__Task input__.
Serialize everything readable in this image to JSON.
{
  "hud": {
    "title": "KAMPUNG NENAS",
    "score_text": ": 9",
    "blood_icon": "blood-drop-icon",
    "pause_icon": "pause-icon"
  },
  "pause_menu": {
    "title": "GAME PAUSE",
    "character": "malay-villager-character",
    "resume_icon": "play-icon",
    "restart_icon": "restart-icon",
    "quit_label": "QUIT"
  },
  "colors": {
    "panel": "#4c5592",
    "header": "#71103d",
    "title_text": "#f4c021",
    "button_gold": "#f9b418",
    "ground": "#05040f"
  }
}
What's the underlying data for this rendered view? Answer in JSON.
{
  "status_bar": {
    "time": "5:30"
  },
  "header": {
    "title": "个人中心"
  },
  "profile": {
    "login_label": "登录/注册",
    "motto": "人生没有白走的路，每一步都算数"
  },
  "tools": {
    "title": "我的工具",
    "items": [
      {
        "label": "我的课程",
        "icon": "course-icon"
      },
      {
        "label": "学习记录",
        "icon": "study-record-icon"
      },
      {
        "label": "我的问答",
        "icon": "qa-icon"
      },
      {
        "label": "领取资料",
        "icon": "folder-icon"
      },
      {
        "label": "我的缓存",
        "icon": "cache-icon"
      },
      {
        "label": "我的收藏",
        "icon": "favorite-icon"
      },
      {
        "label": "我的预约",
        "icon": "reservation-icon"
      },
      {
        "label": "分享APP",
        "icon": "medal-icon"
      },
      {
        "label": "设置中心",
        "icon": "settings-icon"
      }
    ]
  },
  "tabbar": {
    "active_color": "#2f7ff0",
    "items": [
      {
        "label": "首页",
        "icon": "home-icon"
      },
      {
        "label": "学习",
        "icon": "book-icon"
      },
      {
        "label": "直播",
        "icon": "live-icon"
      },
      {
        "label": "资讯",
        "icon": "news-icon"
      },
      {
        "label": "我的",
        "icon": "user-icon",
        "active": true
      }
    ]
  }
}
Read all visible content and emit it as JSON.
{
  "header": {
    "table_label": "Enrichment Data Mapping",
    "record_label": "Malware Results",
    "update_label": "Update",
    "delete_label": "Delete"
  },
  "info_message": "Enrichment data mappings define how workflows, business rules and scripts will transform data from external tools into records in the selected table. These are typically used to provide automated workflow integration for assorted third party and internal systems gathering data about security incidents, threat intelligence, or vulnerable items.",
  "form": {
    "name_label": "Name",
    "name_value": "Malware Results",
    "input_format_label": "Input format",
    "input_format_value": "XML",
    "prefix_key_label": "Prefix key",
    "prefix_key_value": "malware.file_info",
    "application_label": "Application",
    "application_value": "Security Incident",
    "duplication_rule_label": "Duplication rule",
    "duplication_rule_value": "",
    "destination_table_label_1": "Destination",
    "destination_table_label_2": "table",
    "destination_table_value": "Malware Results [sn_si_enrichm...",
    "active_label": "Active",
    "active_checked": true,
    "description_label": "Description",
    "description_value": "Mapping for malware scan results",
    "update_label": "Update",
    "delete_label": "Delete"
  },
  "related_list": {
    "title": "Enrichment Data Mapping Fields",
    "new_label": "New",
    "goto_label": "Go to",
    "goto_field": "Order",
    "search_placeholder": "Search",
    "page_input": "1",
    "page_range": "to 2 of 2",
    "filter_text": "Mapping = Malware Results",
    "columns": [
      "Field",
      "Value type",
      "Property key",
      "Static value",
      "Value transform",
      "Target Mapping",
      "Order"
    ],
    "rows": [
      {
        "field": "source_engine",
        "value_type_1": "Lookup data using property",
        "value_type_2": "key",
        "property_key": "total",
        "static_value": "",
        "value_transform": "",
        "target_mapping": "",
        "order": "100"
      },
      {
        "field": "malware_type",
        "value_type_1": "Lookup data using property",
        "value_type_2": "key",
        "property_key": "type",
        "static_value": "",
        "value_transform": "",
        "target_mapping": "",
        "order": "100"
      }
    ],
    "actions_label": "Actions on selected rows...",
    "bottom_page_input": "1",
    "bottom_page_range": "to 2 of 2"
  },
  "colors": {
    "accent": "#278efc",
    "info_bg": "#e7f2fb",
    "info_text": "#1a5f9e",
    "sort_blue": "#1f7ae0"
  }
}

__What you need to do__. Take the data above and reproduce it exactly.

__Answer box__.
Serialize everything readable in this image to JSON.
{
  "hud": {
    "title": "KAMPUNG NENAS",
    "score_text": ": 9",
    "blood_icon": "blood-drop-icon",
    "pause_icon": "pause-icon"
  },
  "pause_menu": {
    "title": "GAME PAUSE",
    "character": "malay-villager-character",
    "resume_icon": "play-icon",
    "restart_icon": "restart-icon",
    "quit_label": "QUIT"
  },
  "colors": {
    "panel": "#4c5592",
    "header": "#71103d",
    "title_text": "#f4c021",
    "button_gold": "#f9b418",
    "ground": "#05040f"
  }
}
What's the underlying data for this rendered view? Answer in JSON.
{
  "status_bar": {
    "time": "5:30"
  },
  "header": {
    "title": "个人中心"
  },
  "profile": {
    "login_label": "登录/注册",
    "motto": "人生没有白走的路，每一步都算数"
  },
  "tools": {
    "title": "我的工具",
    "items": [
      {
        "label": "我的课程",
        "icon": "course-icon"
      },
      {
        "label": "学习记录",
        "icon": "study-record-icon"
      },
      {
        "label": "我的问答",
        "icon": "qa-icon"
      },
      {
        "label": "领取资料",
        "icon": "folder-icon"
      },
      {
        "label": "我的缓存",
        "icon": "cache-icon"
      },
      {
        "label": "我的收藏",
        "icon": "favorite-icon"
      },
      {
        "label": "我的预约",
        "icon": "reservation-icon"
      },
      {
        "label": "分享APP",
        "icon": "medal-icon"
      },
      {
        "label": "设置中心",
        "icon": "settings-icon"
      }
    ]
  },
  "tabbar": {
    "active_color": "#2f7ff0",
    "items": [
      {
        "label": "首页",
        "icon": "home-icon"
      },
      {
        "label": "学习",
        "icon": "book-icon"
      },
      {
        "label": "直播",
        "icon": "live-icon"
      },
      {
        "label": "资讯",
        "icon": "news-icon"
      },
      {
        "label": "我的",
        "icon": "user-icon",
        "active": true
      }
    ]
  }
}
Read all visible content and emit it as JSON.
{
  "header": {
    "table_label": "Enrichment Data Mapping",
    "record_label": "Malware Results",
    "update_label": "Update",
    "delete_label": "Delete"
  },
  "info_message": "Enrichment data mappings define how workflows, business rules and scripts will transform data from external tools into records in the selected table. These are typically used to provide automated workflow integration for assorted third party and internal systems gathering data about security incidents, threat intelligence, or vulnerable items.",
  "form": {
    "name_label": "Name",
    "name_value": "Malware Results",
    "input_format_label": "Input format",
    "input_format_value": "XML",
    "prefix_key_label": "Prefix key",
    "prefix_key_value": "malware.file_info",
    "application_label": "Application",
    "application_value": "Security Incident",
    "duplication_rule_label": "Duplication rule",
    "duplication_rule_value": "",
    "destination_table_label_1": "Destination",
    "destination_table_label_2": "table",
    "destination_table_value": "Malware Results [sn_si_enrichm...",
    "active_label": "Active",
    "active_checked": true,
    "description_label": "Description",
    "description_value": "Mapping for malware scan results",
    "update_label": "Update",
    "delete_label": "Delete"
  },
  "related_list": {
    "title": "Enrichment Data Mapping Fields",
    "new_label": "New",
    "goto_label": "Go to",
    "goto_field": "Order",
    "search_placeholder": "Search",
    "page_input": "1",
    "page_range": "to 2 of 2",
    "filter_text": "Mapping = Malware Results",
    "columns": [
      "Field",
      "Value type",
      "Property key",
      "Static value",
      "Value transform",
      "Target Mapping",
      "Order"
    ],
    "rows": [
      {
        "field": "source_engine",
        "value_type_1": "Lookup data using property",
        "value_type_2": "key",
        "property_key": "total",
        "static_value": "",
        "value_transform": "",
        "target_mapping": "",
        "order": "100"
      },
      {
        "field": "malware_type",
        "value_type_1": "Lookup data using property",
        "value_type_2": "key",
        "property_key": "type",
        "static_value": "",
        "value_transform": "",
        "target_mapping": "",
        "order": "100"
      }
    ],
    "actions_label": "Actions on selected rows...",
    "bottom_page_input": "1",
    "bottom_page_range": "to 2 of 2"
  },
  "colors": {
    "accent": "#278efc",
    "info_bg": "#e7f2fb",
    "info_text": "#1a5f9e",
    "sort_blue": "#1f7ae0"
  }
}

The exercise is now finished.